Building Trust at Work with Appropriate Self-Disclosure

You don’t want to be known for TMI, but you also don’t want people to think of you as a tough cookie!

Have you ever felt uncomfortable when a co-worker over-shared about his personal life at work? Or have you worked with a tough cookie–a person who is hard to get to know because she refuses to open up or tell you anything about herself? Knowing when to self-disclose is an important skill because it builds strong communication and relationships at work

To build competency in self-disclosure, you need to:

  1. Understand the different sides of self-disclosure, and
  2. Identify when self-disclosure is appropriate (and when it isn’t).

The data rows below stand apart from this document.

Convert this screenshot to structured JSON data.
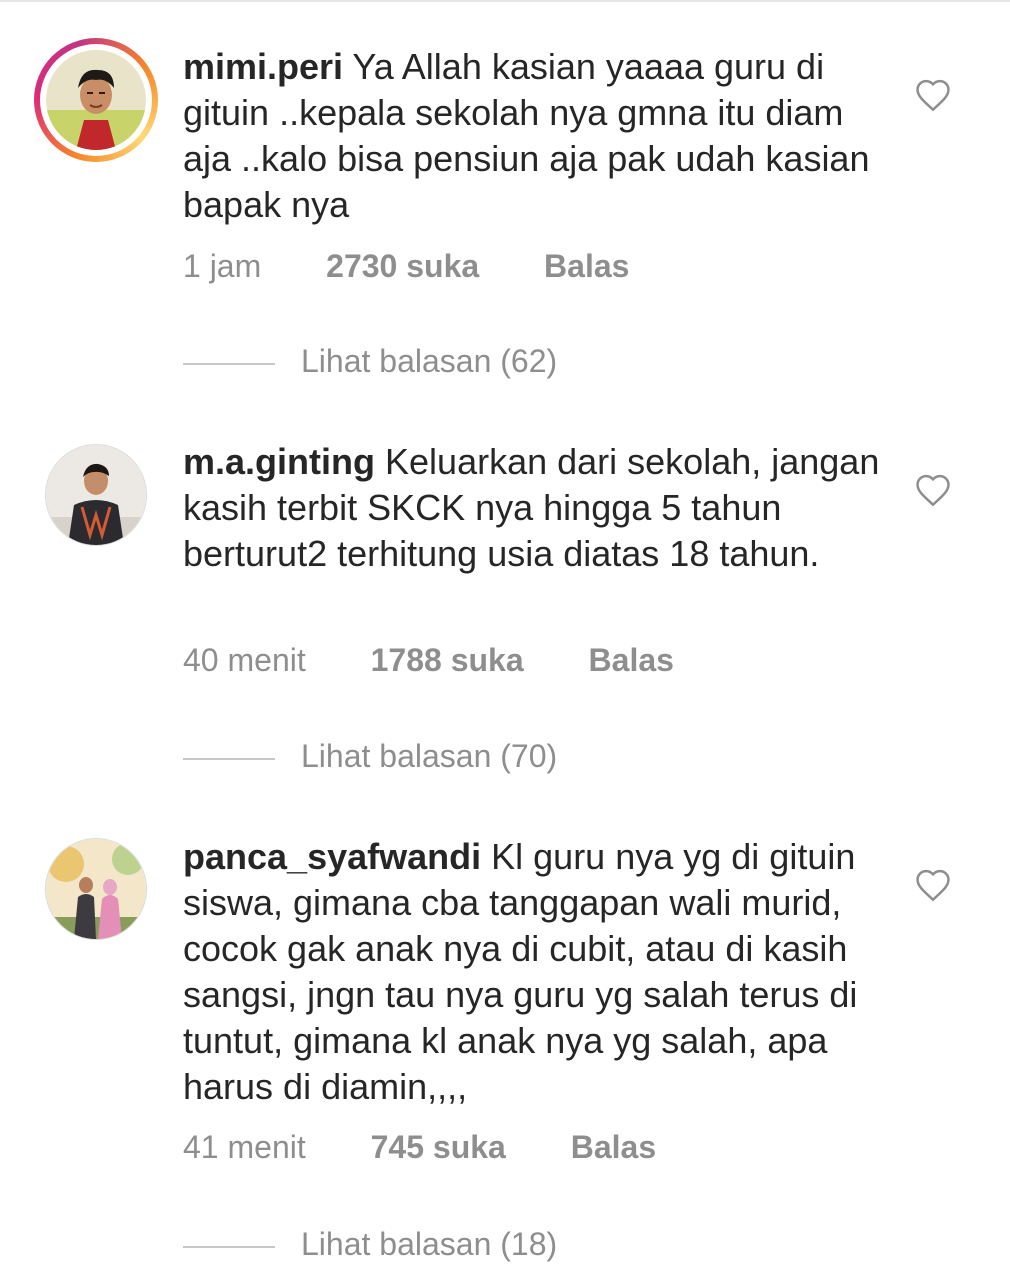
{
  "comments": [
    {
      "username": "mimi.peri",
      "text": "Ya Allah kasian yaaaa guru di gituin ..kepala sekolah nya gmna itu diam aja ..kalo bisa pensiun aja pak udah kasian bapak nya",
      "time": "1 jam",
      "likes": "2730 suka",
      "reply_label": "Balas",
      "view_replies": "Lihat balasan (62)",
      "has_story": true
    },
    {
      "username": "m.a.ginting",
      "text": "Keluarkan dari sekolah, jangan kasih terbit SKCK nya hingga 5 tahun berturut2 terhitung usia diatas 18 tahun.",
      "time": "40 menit",
      "likes": "1788 suka",
      "reply_label": "Balas",
      "view_replies": "Lihat balasan (70)",
      "has_story": false
    },
    {
      "username": "panca_syafwandi",
      "text": "Kl guru nya yg di gituin siswa, gimana cba tanggapan wali murid, cocok gak anak nya di cubit, atau di kasih sangsi, jngn tau nya guru yg salah terus di tuntut, gimana kl anak nya yg salah, apa harus di diamin,,,,",
      "time": "41 menit",
      "likes": "745 suka",
      "reply_label": "Balas",
      "view_replies": "Lihat balasan (18)",
      "has_story": false
    }
  ],
  "colors": {
    "text": "#262626",
    "secondary": "#8e8e8e",
    "divider": "#c7c7c7"
  },
  "icons": {
    "like": "heart-outline-icon"
  }
}
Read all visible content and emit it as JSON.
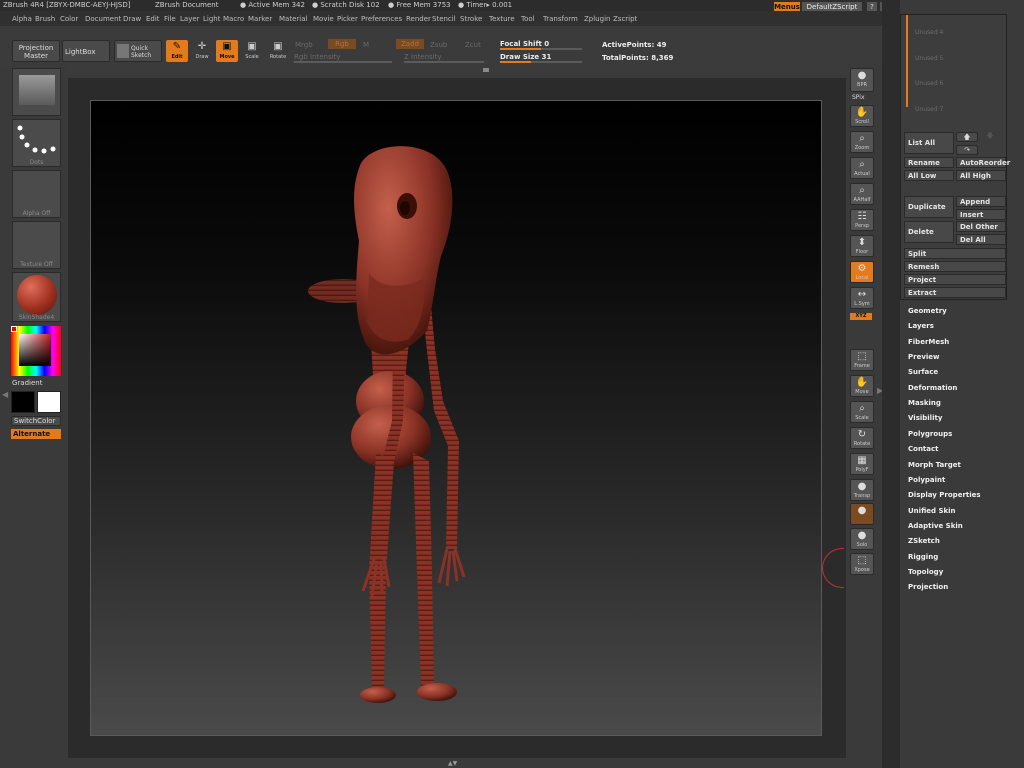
{
  "titlebar": {
    "app": "ZBrush 4R4 [ZBYX-DMBC-AEYJ-HJSD]",
    "doc": "ZBrush Document",
    "active_mem": "● Active Mem 342",
    "scratch": "● Scratch Disk 102",
    "free_mem": "● Free Mem 3753",
    "timer": "● Timer▸ 0.001",
    "menus_btn": "Menus",
    "script": "DefaultZScript"
  },
  "menu": [
    "Alpha",
    "Brush",
    "Color",
    "Document",
    "Draw",
    "Edit",
    "File",
    "Layer",
    "Light",
    "Macro",
    "Marker",
    "Material",
    "Movie",
    "Picker",
    "Preferences",
    "Render",
    "Stencil",
    "Stroke",
    "Texture",
    "Tool",
    "Transform",
    "Zplugin",
    "Zscript"
  ],
  "toolbar": {
    "projection_master": "Projection Master",
    "lightbox": "LightBox",
    "quick_sketch": "Quick Sketch",
    "edit": "Edit",
    "draw": "Draw",
    "move": "Move",
    "scale": "Scale",
    "rotate": "Rotate",
    "mrgb": "Mrgb",
    "rgb": "Rgb",
    "m": "M",
    "zadd": "Zadd",
    "zsub": "Zsub",
    "zcut": "Zcut",
    "rgb_intensity": "Rgb Intensity",
    "z_intensity": "Z Intensity",
    "focal_shift": "Focal Shift 0",
    "draw_size": "Draw Size 31",
    "active_points": "ActivePoints: 49",
    "total_points": "TotalPoints: 8,369"
  },
  "leftshelf": {
    "dots": "Dots",
    "alpha": "Alpha Off",
    "texture": "Texture Off",
    "material": "SkinShade4",
    "gradient": "Gradient",
    "switchcolor": "SwitchColor",
    "alternate": "Alternate"
  },
  "rightshelf": [
    {
      "icon": "bpr-icon",
      "label": "BPR",
      "glyph": "●"
    },
    {
      "icon": "scroll-icon",
      "label": "Scroll",
      "glyph": "✋"
    },
    {
      "icon": "zoom-icon",
      "label": "Zoom",
      "glyph": "⌕"
    },
    {
      "icon": "actual-icon",
      "label": "Actual",
      "glyph": "⌕"
    },
    {
      "icon": "aahalf-icon",
      "label": "AAHalf",
      "glyph": "⌕"
    },
    {
      "icon": "persp-icon",
      "label": "Persp",
      "glyph": "☷"
    },
    {
      "icon": "floor-icon",
      "label": "Floor",
      "glyph": "⬍"
    },
    {
      "icon": "local-icon",
      "label": "Local",
      "glyph": "⚙"
    },
    {
      "icon": "lsym-icon",
      "label": "L.Sym",
      "glyph": "↔"
    },
    {
      "icon": "frame-icon",
      "label": "Frame",
      "glyph": "⬚"
    },
    {
      "icon": "move-icon",
      "label": "Move",
      "glyph": "✋"
    },
    {
      "icon": "scale-icon",
      "label": "Scale",
      "glyph": "⌕"
    },
    {
      "icon": "rotate-icon",
      "label": "Rotate",
      "glyph": "↻"
    },
    {
      "icon": "polyf-icon",
      "label": "PolyF",
      "glyph": "▦"
    },
    {
      "icon": "transp-icon",
      "label": "Transp",
      "glyph": "●"
    },
    {
      "icon": "ghost-icon",
      "label": "",
      "glyph": "●"
    },
    {
      "icon": "solo-icon",
      "label": "Solo",
      "glyph": "●"
    },
    {
      "icon": "xpose-icon",
      "label": "Xpose",
      "glyph": "⬚"
    }
  ],
  "rightshelf_extra": {
    "spix": "SPix",
    "xyz": "XYZ"
  },
  "subtool": {
    "slots": [
      "Unused 4",
      "Unused 5",
      "Unused 6",
      "Unused 7"
    ],
    "list_all": "List All",
    "rename": "Rename",
    "autoreorder": "AutoReorder",
    "all_low": "All Low",
    "all_high": "All High",
    "duplicate": "Duplicate",
    "append": "Append",
    "insert": "Insert",
    "delete": "Delete",
    "del_other": "Del Other",
    "del_all": "Del All",
    "split": "Split",
    "remesh": "Remesh",
    "project": "Project",
    "extract": "Extract"
  },
  "palettes": [
    "Geometry",
    "Layers",
    "FiberMesh",
    "Preview",
    "Surface",
    "Deformation",
    "Masking",
    "Visibility",
    "Polygroups",
    "Contact",
    "Morph Target",
    "Polypaint",
    "Display Properties",
    "Unified Skin",
    "Adaptive Skin",
    "ZSketch",
    "Rigging",
    "Topology",
    "Projection"
  ],
  "colors": {
    "accent": "#e37b1c",
    "model": "#8a3226"
  }
}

Different Sides of Self-Disclosure

People who are skilled at self-disclosure are able to communicate openly and authentically in appropriate ways. They do not conceal or distort inner feelings, thoughts, or perceptions. They tend to be influential at work, because the right amount of self-disclosure benefits personal relationships. They build trust and engender cooperation.

Over-Sharing Looks Like This

People who lack self-disclosure skills tend to share too much or share too quickly, or both–to the point of making people feel uncomfortable. Here are the behaviors to avoid:

  • Telling your boss your insecurities disclosureat the moment you are feeling ignored or rejected by her; when you are feeling anxious, it’s not a good time to share.
  • Sharing unnecessary details about your finances.
  • Blabbing about information that isn’t yours to blab about, such as your partner’s or your children’s idiosyncrasies.
  • Personal information that involves private body parts, a.k.a. “locker room talk,” such as the unique places you are pierced or tattooed. No one at work needs to know this stuff. No exceptions.

Excessive self-disclosure can harm your relationships and your reputation. You can hurt the feelings or reputations of others. You can make people feel uncomfortable, possibly to the point of them reporting you for sexual harassment.

Under-Sharing Looks Like This

People who don’t disclose at all, on the other hand, keep to themselves all of the time. They like to keep work and personal relationships separate to the point where they are unable to foster good working relationships. In fact, they don’t get to know and build trust with others at all.

When to Self-Disclose

People on both ends of the self-disclosure spectrum are frustrated by the lack of positive results based on what, to them, seems like appropriate behavior. The good news–you can build self-disclosure competencies, and everyone benefits when you do!

The best way to build skills is to practice. We gave you some examples about WHAT not to disclose at work. Given the fact that you do want to build trust and cooperation at work, there are times when it’s appropriate to share information about yourself. But you also have to determine WHEN it is okay to disclose. Here is a list of tips:

  • Make sure it is reciprocal. If you are disclosing personal information at a rate and level that the other person is not mirroring, slow down. You are likely making that person uncomfortable.
  • Increase the amount of information you disclose in relatively small increments over time, as you get to know the other person and the relationship develops. Don’t rush in and unburden yourself to people you barely know. Use a professional counselor or therapist for that. Don’t expect your co-workers to oblige your need to bare your soul.
  • Be aware of your timing. Don’t share at inopportune or insensitive times, such as when the other person is busy with work or preoccupied with their own personal issues.
  • Make sure the risk you are taking by disclosing is reasonable. If someone repeats what you say, and it could cost you your job or reputation, find another, safer outlet.

For more information on how building competencies in appropriate self-disclosure can benefit you as a veterinary professional, invite Shawn McVey to speak to your team. The presentation is called “Bring Your Whole Self to Work: Lessons from the Johari Window,” and you can find a description of it and Shawn’s other presentations in his catalog here.

Shawn Loves Your Comments!